**ASSIGNED TASK**
Give back all of the records underneath exactly, with no omissions.

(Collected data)
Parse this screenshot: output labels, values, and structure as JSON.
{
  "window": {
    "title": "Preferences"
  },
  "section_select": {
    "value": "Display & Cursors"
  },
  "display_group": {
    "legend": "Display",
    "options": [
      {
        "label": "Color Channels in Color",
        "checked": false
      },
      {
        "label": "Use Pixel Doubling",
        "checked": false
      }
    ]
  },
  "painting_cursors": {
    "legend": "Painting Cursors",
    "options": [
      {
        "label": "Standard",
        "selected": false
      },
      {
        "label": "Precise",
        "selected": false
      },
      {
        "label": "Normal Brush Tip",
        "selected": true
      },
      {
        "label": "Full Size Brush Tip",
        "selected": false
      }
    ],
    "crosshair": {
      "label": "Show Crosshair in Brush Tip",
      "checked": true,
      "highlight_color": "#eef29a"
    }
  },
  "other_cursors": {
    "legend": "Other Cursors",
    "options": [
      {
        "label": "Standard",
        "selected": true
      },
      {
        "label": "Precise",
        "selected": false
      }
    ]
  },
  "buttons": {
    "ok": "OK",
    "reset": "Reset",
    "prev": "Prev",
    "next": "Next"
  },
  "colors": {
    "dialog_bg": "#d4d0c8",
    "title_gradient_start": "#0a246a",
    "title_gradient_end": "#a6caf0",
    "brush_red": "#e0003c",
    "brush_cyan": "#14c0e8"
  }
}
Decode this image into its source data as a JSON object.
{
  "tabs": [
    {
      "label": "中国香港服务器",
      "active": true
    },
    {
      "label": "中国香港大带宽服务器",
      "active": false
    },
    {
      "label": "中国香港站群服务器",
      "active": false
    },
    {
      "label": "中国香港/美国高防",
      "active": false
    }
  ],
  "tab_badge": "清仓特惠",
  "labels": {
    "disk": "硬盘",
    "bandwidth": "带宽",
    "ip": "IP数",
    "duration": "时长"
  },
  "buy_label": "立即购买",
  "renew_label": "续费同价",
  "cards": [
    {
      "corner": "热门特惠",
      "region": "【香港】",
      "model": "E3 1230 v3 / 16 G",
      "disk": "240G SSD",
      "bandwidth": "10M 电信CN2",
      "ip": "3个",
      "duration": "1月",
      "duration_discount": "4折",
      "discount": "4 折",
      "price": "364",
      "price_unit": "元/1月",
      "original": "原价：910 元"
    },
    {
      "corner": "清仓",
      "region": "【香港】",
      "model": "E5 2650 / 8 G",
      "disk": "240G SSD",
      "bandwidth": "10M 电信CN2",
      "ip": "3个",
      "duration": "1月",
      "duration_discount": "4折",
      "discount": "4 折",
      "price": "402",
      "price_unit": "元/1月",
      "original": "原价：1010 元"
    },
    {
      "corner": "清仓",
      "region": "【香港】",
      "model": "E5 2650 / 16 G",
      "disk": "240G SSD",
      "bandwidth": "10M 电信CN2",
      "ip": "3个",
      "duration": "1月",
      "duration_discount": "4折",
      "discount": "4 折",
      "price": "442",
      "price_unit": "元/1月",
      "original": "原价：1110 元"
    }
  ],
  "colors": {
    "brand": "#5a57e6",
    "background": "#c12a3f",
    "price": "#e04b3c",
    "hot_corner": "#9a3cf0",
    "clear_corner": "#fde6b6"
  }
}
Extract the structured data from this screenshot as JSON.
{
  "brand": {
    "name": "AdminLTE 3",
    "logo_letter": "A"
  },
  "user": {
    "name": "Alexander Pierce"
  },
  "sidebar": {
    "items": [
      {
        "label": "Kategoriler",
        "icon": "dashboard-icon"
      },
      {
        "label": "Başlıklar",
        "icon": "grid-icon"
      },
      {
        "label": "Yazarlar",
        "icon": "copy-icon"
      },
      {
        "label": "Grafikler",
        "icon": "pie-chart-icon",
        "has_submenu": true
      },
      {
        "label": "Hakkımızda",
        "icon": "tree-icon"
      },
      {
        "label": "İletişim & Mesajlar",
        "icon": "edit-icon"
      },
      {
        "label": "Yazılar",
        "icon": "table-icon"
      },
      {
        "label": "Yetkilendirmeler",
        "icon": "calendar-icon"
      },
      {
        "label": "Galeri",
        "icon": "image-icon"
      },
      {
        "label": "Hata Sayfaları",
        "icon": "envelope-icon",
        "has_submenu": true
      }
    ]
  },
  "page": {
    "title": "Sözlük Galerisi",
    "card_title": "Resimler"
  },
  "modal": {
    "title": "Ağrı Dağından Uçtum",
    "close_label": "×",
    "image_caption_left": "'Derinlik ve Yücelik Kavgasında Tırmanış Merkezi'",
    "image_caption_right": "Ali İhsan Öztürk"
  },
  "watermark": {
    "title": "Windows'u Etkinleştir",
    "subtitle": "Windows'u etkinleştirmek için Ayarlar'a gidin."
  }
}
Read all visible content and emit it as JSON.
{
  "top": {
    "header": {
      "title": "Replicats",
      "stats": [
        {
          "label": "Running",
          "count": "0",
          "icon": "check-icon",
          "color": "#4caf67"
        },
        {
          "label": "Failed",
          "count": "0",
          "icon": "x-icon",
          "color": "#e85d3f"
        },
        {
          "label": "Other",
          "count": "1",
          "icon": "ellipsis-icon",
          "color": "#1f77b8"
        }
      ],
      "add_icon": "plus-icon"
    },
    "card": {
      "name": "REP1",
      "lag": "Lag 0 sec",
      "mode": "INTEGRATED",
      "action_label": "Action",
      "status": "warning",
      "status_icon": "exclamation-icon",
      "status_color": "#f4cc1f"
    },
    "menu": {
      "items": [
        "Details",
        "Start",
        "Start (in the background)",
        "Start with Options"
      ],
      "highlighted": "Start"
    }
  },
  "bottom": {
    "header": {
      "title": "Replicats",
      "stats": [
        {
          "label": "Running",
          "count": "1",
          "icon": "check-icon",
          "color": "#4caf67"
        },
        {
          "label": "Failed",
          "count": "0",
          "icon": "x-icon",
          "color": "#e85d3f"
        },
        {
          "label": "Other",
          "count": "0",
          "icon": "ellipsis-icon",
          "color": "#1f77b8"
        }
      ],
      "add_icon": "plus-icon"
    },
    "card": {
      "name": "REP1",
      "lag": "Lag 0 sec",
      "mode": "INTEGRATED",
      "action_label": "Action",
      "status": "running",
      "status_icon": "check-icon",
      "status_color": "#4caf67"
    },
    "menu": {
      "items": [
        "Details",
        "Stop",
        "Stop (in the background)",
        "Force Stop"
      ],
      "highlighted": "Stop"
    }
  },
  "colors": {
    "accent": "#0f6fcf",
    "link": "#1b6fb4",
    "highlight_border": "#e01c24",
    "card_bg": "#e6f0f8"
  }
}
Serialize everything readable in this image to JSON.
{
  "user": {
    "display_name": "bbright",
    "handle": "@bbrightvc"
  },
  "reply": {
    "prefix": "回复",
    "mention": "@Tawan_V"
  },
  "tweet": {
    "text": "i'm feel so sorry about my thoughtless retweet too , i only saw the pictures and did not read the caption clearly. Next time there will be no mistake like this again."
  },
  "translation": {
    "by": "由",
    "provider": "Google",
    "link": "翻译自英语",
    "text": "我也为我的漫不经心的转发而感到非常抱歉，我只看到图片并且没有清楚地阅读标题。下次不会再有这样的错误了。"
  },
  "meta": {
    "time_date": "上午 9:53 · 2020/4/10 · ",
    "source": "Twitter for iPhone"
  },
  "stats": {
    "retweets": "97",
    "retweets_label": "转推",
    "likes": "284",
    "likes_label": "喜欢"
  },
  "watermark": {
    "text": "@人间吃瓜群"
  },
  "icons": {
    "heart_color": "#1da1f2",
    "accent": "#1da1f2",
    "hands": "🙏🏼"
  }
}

**ANSWER SECTION**
Parse this screenshot: output labels, values, and structure as JSON.
{
  "window": {
    "title": "Preferences"
  },
  "section_select": {
    "value": "Display & Cursors"
  },
  "display_group": {
    "legend": "Display",
    "options": [
      {
        "label": "Color Channels in Color",
        "checked": false
      },
      {
        "label": "Use Pixel Doubling",
        "checked": false
      }
    ]
  },
  "painting_cursors": {
    "legend": "Painting Cursors",
    "options": [
      {
        "label": "Standard",
        "selected": false
      },
      {
        "label": "Precise",
        "selected": false
      },
      {
        "label": "Normal Brush Tip",
        "selected": true
      },
      {
        "label": "Full Size Brush Tip",
        "selected": false
      }
    ],
    "crosshair": {
      "label": "Show Crosshair in Brush Tip",
      "checked": true,
      "highlight_color": "#eef29a"
    }
  },
  "other_cursors": {
    "legend": "Other Cursors",
    "options": [
      {
        "label": "Standard",
        "selected": true
      },
      {
        "label": "Precise",
        "selected": false
      }
    ]
  },
  "buttons": {
    "ok": "OK",
    "reset": "Reset",
    "prev": "Prev",
    "next": "Next"
  },
  "colors": {
    "dialog_bg": "#d4d0c8",
    "title_gradient_start": "#0a246a",
    "title_gradient_end": "#a6caf0",
    "brush_red": "#e0003c",
    "brush_cyan": "#14c0e8"
  }
}
Decode this image into its source data as a JSON object.
{
  "tabs": [
    {
      "label": "中国香港服务器",
      "active": true
    },
    {
      "label": "中国香港大带宽服务器",
      "active": false
    },
    {
      "label": "中国香港站群服务器",
      "active": false
    },
    {
      "label": "中国香港/美国高防",
      "active": false
    }
  ],
  "tab_badge": "清仓特惠",
  "labels": {
    "disk": "硬盘",
    "bandwidth": "带宽",
    "ip": "IP数",
    "duration": "时长"
  },
  "buy_label": "立即购买",
  "renew_label": "续费同价",
  "cards": [
    {
      "corner": "热门特惠",
      "region": "【香港】",
      "model": "E3 1230 v3 / 16 G",
      "disk": "240G SSD",
      "bandwidth": "10M 电信CN2",
      "ip": "3个",
      "duration": "1月",
      "duration_discount": "4折",
      "discount": "4 折",
      "price": "364",
      "price_unit": "元/1月",
      "original": "原价：910 元"
    },
    {
      "corner": "清仓",
      "region": "【香港】",
      "model": "E5 2650 / 8 G",
      "disk": "240G SSD",
      "bandwidth": "10M 电信CN2",
      "ip": "3个",
      "duration": "1月",
      "duration_discount": "4折",
      "discount": "4 折",
      "price": "402",
      "price_unit": "元/1月",
      "original": "原价：1010 元"
    },
    {
      "corner": "清仓",
      "region": "【香港】",
      "model": "E5 2650 / 16 G",
      "disk": "240G SSD",
      "bandwidth": "10M 电信CN2",
      "ip": "3个",
      "duration": "1月",
      "duration_discount": "4折",
      "discount": "4 折",
      "price": "442",
      "price_unit": "元/1月",
      "original": "原价：1110 元"
    }
  ],
  "colors": {
    "brand": "#5a57e6",
    "background": "#c12a3f",
    "price": "#e04b3c",
    "hot_corner": "#9a3cf0",
    "clear_corner": "#fde6b6"
  }
}
Extract the structured data from this screenshot as JSON.
{
  "brand": {
    "name": "AdminLTE 3",
    "logo_letter": "A"
  },
  "user": {
    "name": "Alexander Pierce"
  },
  "sidebar": {
    "items": [
      {
        "label": "Kategoriler",
        "icon": "dashboard-icon"
      },
      {
        "label": "Başlıklar",
        "icon": "grid-icon"
      },
      {
        "label": "Yazarlar",
        "icon": "copy-icon"
      },
      {
        "label": "Grafikler",
        "icon": "pie-chart-icon",
        "has_submenu": true
      },
      {
        "label": "Hakkımızda",
        "icon": "tree-icon"
      },
      {
        "label": "İletişim & Mesajlar",
        "icon": "edit-icon"
      },
      {
        "label": "Yazılar",
        "icon": "table-icon"
      },
      {
        "label": "Yetkilendirmeler",
        "icon": "calendar-icon"
      },
      {
        "label": "Galeri",
        "icon": "image-icon"
      },
      {
        "label": "Hata Sayfaları",
        "icon": "envelope-icon",
        "has_submenu": true
      }
    ]
  },
  "page": {
    "title": "Sözlük Galerisi",
    "card_title": "Resimler"
  },
  "modal": {
    "title": "Ağrı Dağından Uçtum",
    "close_label": "×",
    "image_caption_left": "'Derinlik ve Yücelik Kavgasında Tırmanış Merkezi'",
    "image_caption_right": "Ali İhsan Öztürk"
  },
  "watermark": {
    "title": "Windows'u Etkinleştir",
    "subtitle": "Windows'u etkinleştirmek için Ayarlar'a gidin."
  }
}
Read all visible content and emit it as JSON.
{
  "top": {
    "header": {
      "title": "Replicats",
      "stats": [
        {
          "label": "Running",
          "count": "0",
          "icon": "check-icon",
          "color": "#4caf67"
        },
        {
          "label": "Failed",
          "count": "0",
          "icon": "x-icon",
          "color": "#e85d3f"
        },
        {
          "label": "Other",
          "count": "1",
          "icon": "ellipsis-icon",
          "color": "#1f77b8"
        }
      ],
      "add_icon": "plus-icon"
    },
    "card": {
      "name": "REP1",
      "lag": "Lag 0 sec",
      "mode": "INTEGRATED",
      "action_label": "Action",
      "status": "warning",
      "status_icon": "exclamation-icon",
      "status_color": "#f4cc1f"
    },
    "menu": {
      "items": [
        "Details",
        "Start",
        "Start (in the background)",
        "Start with Options"
      ],
      "highlighted": "Start"
    }
  },
  "bottom": {
    "header": {
      "title": "Replicats",
      "stats": [
        {
          "label": "Running",
          "count": "1",
          "icon": "check-icon",
          "color": "#4caf67"
        },
        {
          "label": "Failed",
          "count": "0",
          "icon": "x-icon",
          "color": "#e85d3f"
        },
        {
          "label": "Other",
          "count": "0",
          "icon": "ellipsis-icon",
          "color": "#1f77b8"
        }
      ],
      "add_icon": "plus-icon"
    },
    "card": {
      "name": "REP1",
      "lag": "Lag 0 sec",
      "mode": "INTEGRATED",
      "action_label": "Action",
      "status": "running",
      "status_icon": "check-icon",
      "status_color": "#4caf67"
    },
    "menu": {
      "items": [
        "Details",
        "Stop",
        "Stop (in the background)",
        "Force Stop"
      ],
      "highlighted": "Stop"
    }
  },
  "colors": {
    "accent": "#0f6fcf",
    "link": "#1b6fb4",
    "highlight_border": "#e01c24",
    "card_bg": "#e6f0f8"
  }
}
Serialize everything readable in this image to JSON.
{
  "user": {
    "display_name": "bbright",
    "handle": "@bbrightvc"
  },
  "reply": {
    "prefix": "回复",
    "mention": "@Tawan_V"
  },
  "tweet": {
    "text": "i'm feel so sorry about my thoughtless retweet too , i only saw the pictures and did not read the caption clearly. Next time there will be no mistake like this again."
  },
  "translation": {
    "by": "由",
    "provider": "Google",
    "link": "翻译自英语",
    "text": "我也为我的漫不经心的转发而感到非常抱歉，我只看到图片并且没有清楚地阅读标题。下次不会再有这样的错误了。"
  },
  "meta": {
    "time_date": "上午 9:53 · 2020/4/10 · ",
    "source": "Twitter for iPhone"
  },
  "stats": {
    "retweets": "97",
    "retweets_label": "转推",
    "likes": "284",
    "likes_label": "喜欢"
  },
  "watermark": {
    "text": "@人间吃瓜群"
  },
  "icons": {
    "heart_color": "#1da1f2",
    "accent": "#1da1f2",
    "hands": "🙏🏼"
  }
}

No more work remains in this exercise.